* _REQUIRED WORK_
In the records below, find every line with the word "rest" and copy it.

Dataset excerpts:
[Start of section]

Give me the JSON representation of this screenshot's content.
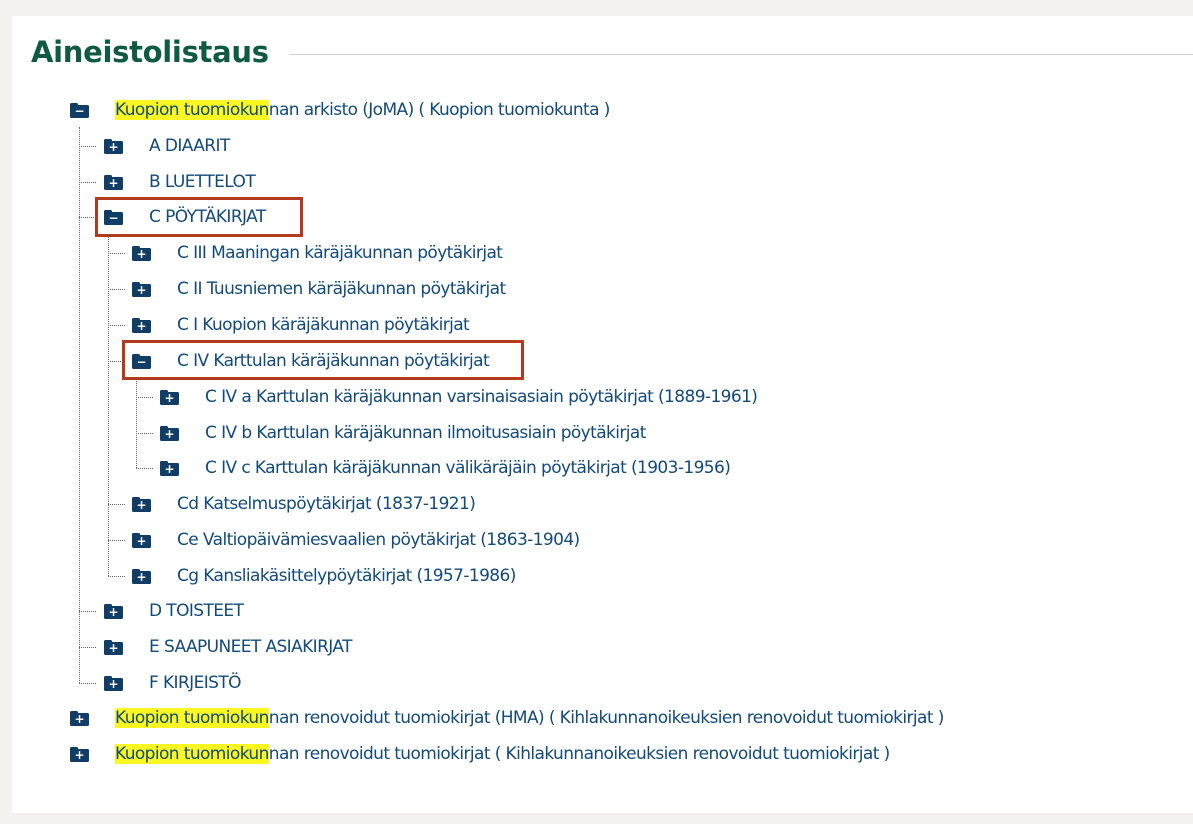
{
  "heading": "Aineistolistaus",
  "tree": {
    "root1": {
      "highlight": "Kuopion tuomiokun",
      "rest": "nan arkisto (JoMA) ( Kuopion tuomiokunta )",
      "expanded": true
    },
    "a": "A DIAARIT",
    "b": "B LUETTELOT",
    "c": "C PÖYTÄKIRJAT",
    "c3": "C III Maaningan käräjäkunnan pöytäkirjat",
    "c2": "C II Tuusniemen käräjäkunnan pöytäkirjat",
    "c1": "C I Kuopion käräjäkunnan pöytäkirjat",
    "c4": "C IV Karttulan käräjäkunnan pöytäkirjat",
    "c4a": "C IV a Karttulan käräjäkunnan varsinaisasiain pöytäkirjat (1889-1961)",
    "c4b": "C IV b Karttulan käräjäkunnan ilmoitusasiain pöytäkirjat",
    "c4c": "C IV c Karttulan käräjäkunnan välikäräjäin pöytäkirjat (1903-1956)",
    "cd": "Cd Katselmuspöytäkirjat (1837-1921)",
    "ce": "Ce Valtiopäivämiesvaalien pöytäkirjat (1863-1904)",
    "cg": "Cg Kansliakäsittelypöytäkirjat (1957-1986)",
    "d": "D TOISTEET",
    "e": "E SAAPUNEET ASIAKIRJAT",
    "f": "F KIRJEISTÖ",
    "root2": {
      "highlight": "Kuopion tuomiokun",
      "rest": "nan renovoidut tuomiokirjat (HMA) ( Kihlakunnanoikeuksien renovoidut tuomiokirjat )"
    },
    "root3": {
      "highlight": "Kuopion tuomiokun",
      "rest": "nan renovoidut tuomiokirjat ( Kihlakunnanoikeuksien renovoidut tuomiokirjat )"
    }
  },
  "icons": {
    "expanded": "−",
    "collapsed": "+"
  },
  "colors": {
    "heading": "#0f5a43",
    "link": "#124a7a",
    "folder": "#0f3d66",
    "highlight": "#fbf722",
    "annotation_box": "#b23a1d"
  }
}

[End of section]

* _YOUR SOLUTION_
      "rest": "nan arkisto (JoMA) ( Kuopion tuomiokunta )",
      "rest": "nan renovoidut tuomiokirjat (HMA) ( Kihlakunnanoikeuksien renovoidut tuomiokirjat )"
      "rest": "nan renovoidut tuomiokirjat ( Kihlakunnanoikeuksien renovoidut tuomiokirjat )"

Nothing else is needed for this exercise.